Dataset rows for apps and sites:
────────────────
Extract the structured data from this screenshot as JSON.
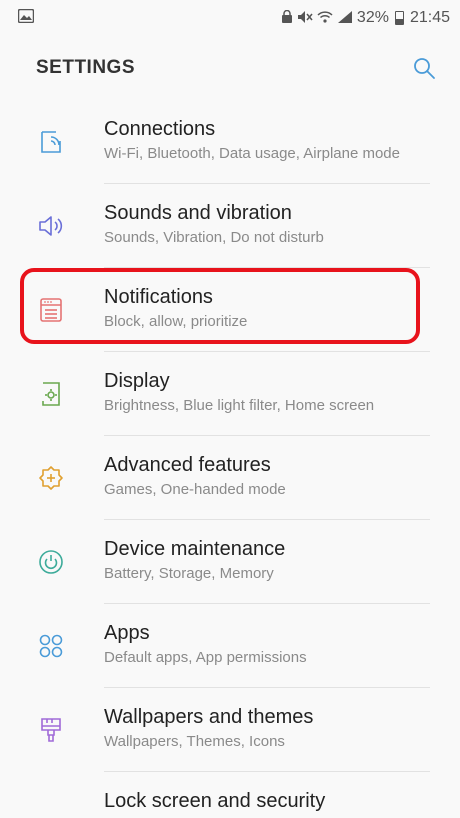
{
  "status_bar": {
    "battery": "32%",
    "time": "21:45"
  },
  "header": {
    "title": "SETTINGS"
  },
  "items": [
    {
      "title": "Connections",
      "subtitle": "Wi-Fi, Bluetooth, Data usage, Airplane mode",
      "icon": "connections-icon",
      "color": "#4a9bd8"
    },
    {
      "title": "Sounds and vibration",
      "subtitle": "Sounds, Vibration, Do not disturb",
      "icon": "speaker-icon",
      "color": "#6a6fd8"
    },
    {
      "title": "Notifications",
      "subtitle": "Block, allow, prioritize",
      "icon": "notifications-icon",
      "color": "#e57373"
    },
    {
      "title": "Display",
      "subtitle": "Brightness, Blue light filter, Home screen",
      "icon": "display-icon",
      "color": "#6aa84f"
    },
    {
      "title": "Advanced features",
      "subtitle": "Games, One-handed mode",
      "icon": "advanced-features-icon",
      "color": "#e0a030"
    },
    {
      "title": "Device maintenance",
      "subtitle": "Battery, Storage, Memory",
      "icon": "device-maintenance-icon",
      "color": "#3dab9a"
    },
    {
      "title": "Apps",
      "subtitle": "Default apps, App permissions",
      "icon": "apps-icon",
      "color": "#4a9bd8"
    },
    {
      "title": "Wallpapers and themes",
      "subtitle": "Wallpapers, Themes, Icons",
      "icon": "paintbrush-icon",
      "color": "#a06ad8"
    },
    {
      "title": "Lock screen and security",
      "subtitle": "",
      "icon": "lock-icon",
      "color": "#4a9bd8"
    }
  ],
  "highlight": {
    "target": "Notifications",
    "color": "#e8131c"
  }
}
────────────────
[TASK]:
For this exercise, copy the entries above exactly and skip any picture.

[TASK SOLUTION]:
Extract the structured data from this screenshot as JSON.
{
  "status_bar": {
    "battery": "32%",
    "time": "21:45"
  },
  "header": {
    "title": "SETTINGS"
  },
  "items": [
    {
      "title": "Connections",
      "subtitle": "Wi-Fi, Bluetooth, Data usage, Airplane mode",
      "icon": "connections-icon",
      "color": "#4a9bd8"
    },
    {
      "title": "Sounds and vibration",
      "subtitle": "Sounds, Vibration, Do not disturb",
      "icon": "speaker-icon",
      "color": "#6a6fd8"
    },
    {
      "title": "Notifications",
      "subtitle": "Block, allow, prioritize",
      "icon": "notifications-icon",
      "color": "#e57373"
    },
    {
      "title": "Display",
      "subtitle": "Brightness, Blue light filter, Home screen",
      "icon": "display-icon",
      "color": "#6aa84f"
    },
    {
      "title": "Advanced features",
      "subtitle": "Games, One-handed mode",
      "icon": "advanced-features-icon",
      "color": "#e0a030"
    },
    {
      "title": "Device maintenance",
      "subtitle": "Battery, Storage, Memory",
      "icon": "device-maintenance-icon",
      "color": "#3dab9a"
    },
    {
      "title": "Apps",
      "subtitle": "Default apps, App permissions",
      "icon": "apps-icon",
      "color": "#4a9bd8"
    },
    {
      "title": "Wallpapers and themes",
      "subtitle": "Wallpapers, Themes, Icons",
      "icon": "paintbrush-icon",
      "color": "#a06ad8"
    },
    {
      "title": "Lock screen and security",
      "subtitle": "",
      "icon": "lock-icon",
      "color": "#4a9bd8"
    }
  ],
  "highlight": {
    "target": "Notifications",
    "color": "#e8131c"
  }
}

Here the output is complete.